(To serve 4)
A quarter of a large cabbage – very finely sliced
A large carrot – finely sliced and julienned
10-12 button mushrooms – finely sliced
5-6 large French beans – finely chopped
½ Capsicum – finely sliced after removing the seeds
1 small onion – finely sliced
4-5 tbsp dark soy sauce (I prefer my soup with more soy sauce, you can decrease the quantity if your prefer lighter soups)
2-3 tbsp vinegar
1 tbsp chilli sauce or chilli paste (I like my hot and sour quite spicy)
2-3 tsp ginger garlic paste
2-3 tbsp corn flour or any other thickening agent of your choice
2 to 3 tsp cooking oil of your choice
Salt & pepper to taste
Hot & Sour Soup Instructions:
Heat a wok and add the oil. Keeping the flame at medium-low, add the ginger garlic paste. Sauté for a second and then increase the flame to medium-high. Add all vegetables except mushrooms and toss the wok without lowering the flame. Add 4 to 5 cups of boiling hot water to the tossed vegetables. Don’t worry about the soup being watery as a thickening agent will be added later.
Lower the flame to medium-low and add the soy sauce, vinegar and chilli sauce or paste. Mix well.
In a separate bowl, add a little cold water to the corn starch and stir the mixture to form a smooth paste with no lumps. Add this mixture to the boiling soup and stir continuously. You can increase or decrease your cornflour batter depending on whether you prefer your soups to be lighter or thicker. Once the soup adjusts itself to your desired soupy thickness, turn off the flame. Add salt and pepper to taste. Remember that soy sauce is salty on its own so resist the temptation to add too much.
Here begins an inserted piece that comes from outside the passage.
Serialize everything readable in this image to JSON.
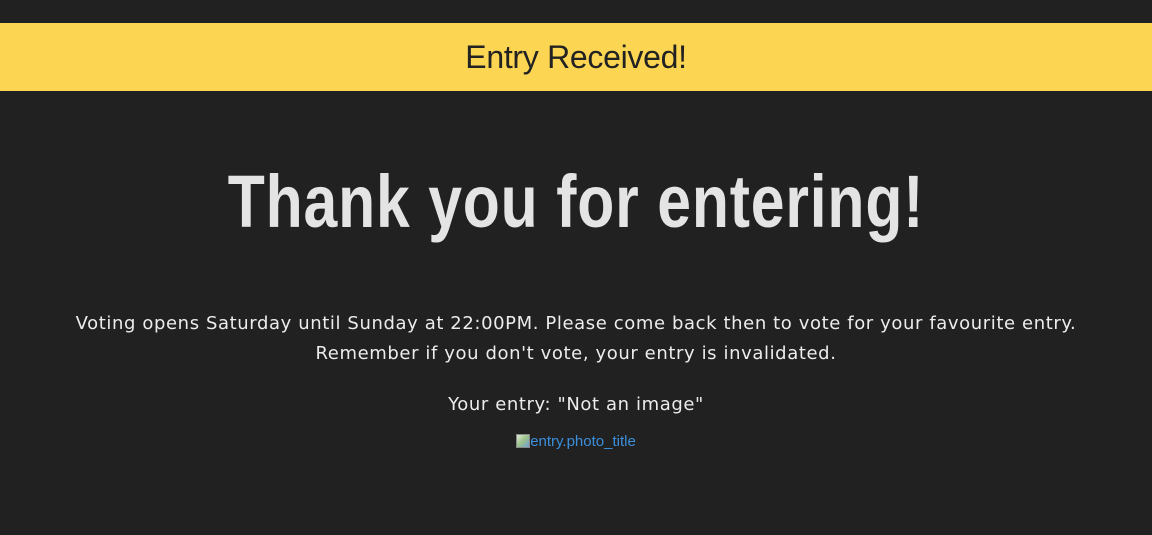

The reason we add the salt at the very end is also that, as the soup thickens, the salt concentrates. Adding it at the very end ensures that you are not adding too much.